# PROBLEM DETAILS
Please write out every record below exactly as it stands.

[Dataset rows for apps and sites]
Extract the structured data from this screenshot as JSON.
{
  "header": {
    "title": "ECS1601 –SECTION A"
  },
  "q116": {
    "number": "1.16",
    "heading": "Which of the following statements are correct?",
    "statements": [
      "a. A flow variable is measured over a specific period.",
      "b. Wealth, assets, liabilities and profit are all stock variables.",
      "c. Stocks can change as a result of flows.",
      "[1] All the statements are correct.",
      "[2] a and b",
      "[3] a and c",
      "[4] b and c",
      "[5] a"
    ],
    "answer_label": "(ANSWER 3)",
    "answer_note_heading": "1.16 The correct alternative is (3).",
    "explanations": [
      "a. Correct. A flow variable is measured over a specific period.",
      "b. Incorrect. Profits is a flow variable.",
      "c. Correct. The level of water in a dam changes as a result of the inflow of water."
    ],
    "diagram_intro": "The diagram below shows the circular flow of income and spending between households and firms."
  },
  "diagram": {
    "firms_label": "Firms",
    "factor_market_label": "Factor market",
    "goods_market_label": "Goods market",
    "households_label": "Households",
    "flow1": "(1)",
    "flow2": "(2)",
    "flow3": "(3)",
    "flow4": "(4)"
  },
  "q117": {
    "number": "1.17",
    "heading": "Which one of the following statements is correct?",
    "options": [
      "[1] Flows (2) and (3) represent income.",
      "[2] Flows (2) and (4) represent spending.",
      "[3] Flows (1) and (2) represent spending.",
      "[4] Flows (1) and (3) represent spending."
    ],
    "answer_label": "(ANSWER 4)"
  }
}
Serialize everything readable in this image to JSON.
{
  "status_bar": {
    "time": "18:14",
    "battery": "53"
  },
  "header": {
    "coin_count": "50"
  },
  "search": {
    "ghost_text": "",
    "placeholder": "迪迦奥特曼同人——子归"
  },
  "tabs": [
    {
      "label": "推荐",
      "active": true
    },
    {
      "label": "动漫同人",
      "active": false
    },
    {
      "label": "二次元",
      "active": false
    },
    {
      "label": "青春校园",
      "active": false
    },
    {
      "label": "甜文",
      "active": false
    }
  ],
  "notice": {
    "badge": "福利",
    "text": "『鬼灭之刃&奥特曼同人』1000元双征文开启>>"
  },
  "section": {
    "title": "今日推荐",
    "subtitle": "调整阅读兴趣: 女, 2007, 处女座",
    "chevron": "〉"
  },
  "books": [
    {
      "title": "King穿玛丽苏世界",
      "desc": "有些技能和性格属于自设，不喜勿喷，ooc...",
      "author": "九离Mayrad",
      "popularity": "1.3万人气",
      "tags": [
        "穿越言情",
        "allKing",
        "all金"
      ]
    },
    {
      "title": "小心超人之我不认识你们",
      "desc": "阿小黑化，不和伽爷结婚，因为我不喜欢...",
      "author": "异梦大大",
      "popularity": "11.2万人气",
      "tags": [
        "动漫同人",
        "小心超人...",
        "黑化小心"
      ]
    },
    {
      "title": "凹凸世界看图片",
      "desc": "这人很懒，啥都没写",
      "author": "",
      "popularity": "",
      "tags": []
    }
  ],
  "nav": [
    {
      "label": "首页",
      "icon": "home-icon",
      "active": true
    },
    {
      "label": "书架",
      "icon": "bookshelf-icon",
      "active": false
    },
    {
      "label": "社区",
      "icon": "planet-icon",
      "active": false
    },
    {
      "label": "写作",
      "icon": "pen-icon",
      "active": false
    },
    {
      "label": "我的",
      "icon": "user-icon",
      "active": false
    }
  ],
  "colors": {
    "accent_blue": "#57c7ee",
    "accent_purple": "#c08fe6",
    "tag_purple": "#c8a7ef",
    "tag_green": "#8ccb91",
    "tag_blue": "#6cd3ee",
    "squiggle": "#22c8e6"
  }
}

# WRITTEN SOLUTION
Extract the structured data from this screenshot as JSON.
{
  "header": {
    "title": "ECS1601 –SECTION A"
  },
  "q116": {
    "number": "1.16",
    "heading": "Which of the following statements are correct?",
    "statements": [
      "a. A flow variable is measured over a specific period.",
      "b. Wealth, assets, liabilities and profit are all stock variables.",
      "c. Stocks can change as a result of flows.",
      "[1] All the statements are correct.",
      "[2] a and b",
      "[3] a and c",
      "[4] b and c",
      "[5] a"
    ],
    "answer_label": "(ANSWER 3)",
    "answer_note_heading": "1.16 The correct alternative is (3).",
    "explanations": [
      "a. Correct. A flow variable is measured over a specific period.",
      "b. Incorrect. Profits is a flow variable.",
      "c. Correct. The level of water in a dam changes as a result of the inflow of water."
    ],
    "diagram_intro": "The diagram below shows the circular flow of income and spending between households and firms."
  },
  "diagram": {
    "firms_label": "Firms",
    "factor_market_label": "Factor market",
    "goods_market_label": "Goods market",
    "households_label": "Households",
    "flow1": "(1)",
    "flow2": "(2)",
    "flow3": "(3)",
    "flow4": "(4)"
  },
  "q117": {
    "number": "1.17",
    "heading": "Which one of the following statements is correct?",
    "options": [
      "[1] Flows (2) and (3) represent income.",
      "[2] Flows (2) and (4) represent spending.",
      "[3] Flows (1) and (2) represent spending.",
      "[4] Flows (1) and (3) represent spending."
    ],
    "answer_label": "(ANSWER 4)"
  }
}
Serialize everything readable in this image to JSON.
{
  "status_bar": {
    "time": "18:14",
    "battery": "53"
  },
  "header": {
    "coin_count": "50"
  },
  "search": {
    "ghost_text": "",
    "placeholder": "迪迦奥特曼同人——子归"
  },
  "tabs": [
    {
      "label": "推荐",
      "active": true
    },
    {
      "label": "动漫同人",
      "active": false
    },
    {
      "label": "二次元",
      "active": false
    },
    {
      "label": "青春校园",
      "active": false
    },
    {
      "label": "甜文",
      "active": false
    }
  ],
  "notice": {
    "badge": "福利",
    "text": "『鬼灭之刃&奥特曼同人』1000元双征文开启>>"
  },
  "section": {
    "title": "今日推荐",
    "subtitle": "调整阅读兴趣: 女, 2007, 处女座",
    "chevron": "〉"
  },
  "books": [
    {
      "title": "King穿玛丽苏世界",
      "desc": "有些技能和性格属于自设，不喜勿喷，ooc...",
      "author": "九离Mayrad",
      "popularity": "1.3万人气",
      "tags": [
        "穿越言情",
        "allKing",
        "all金"
      ]
    },
    {
      "title": "小心超人之我不认识你们",
      "desc": "阿小黑化，不和伽爷结婚，因为我不喜欢...",
      "author": "异梦大大",
      "popularity": "11.2万人气",
      "tags": [
        "动漫同人",
        "小心超人...",
        "黑化小心"
      ]
    },
    {
      "title": "凹凸世界看图片",
      "desc": "这人很懒，啥都没写",
      "author": "",
      "popularity": "",
      "tags": []
    }
  ],
  "nav": [
    {
      "label": "首页",
      "icon": "home-icon",
      "active": true
    },
    {
      "label": "书架",
      "icon": "bookshelf-icon",
      "active": false
    },
    {
      "label": "社区",
      "icon": "planet-icon",
      "active": false
    },
    {
      "label": "写作",
      "icon": "pen-icon",
      "active": false
    },
    {
      "label": "我的",
      "icon": "user-icon",
      "active": false
    }
  ],
  "colors": {
    "accent_blue": "#57c7ee",
    "accent_purple": "#c08fe6",
    "tag_purple": "#c8a7ef",
    "tag_green": "#8ccb91",
    "tag_blue": "#6cd3ee",
    "squiggle": "#22c8e6"
  }
}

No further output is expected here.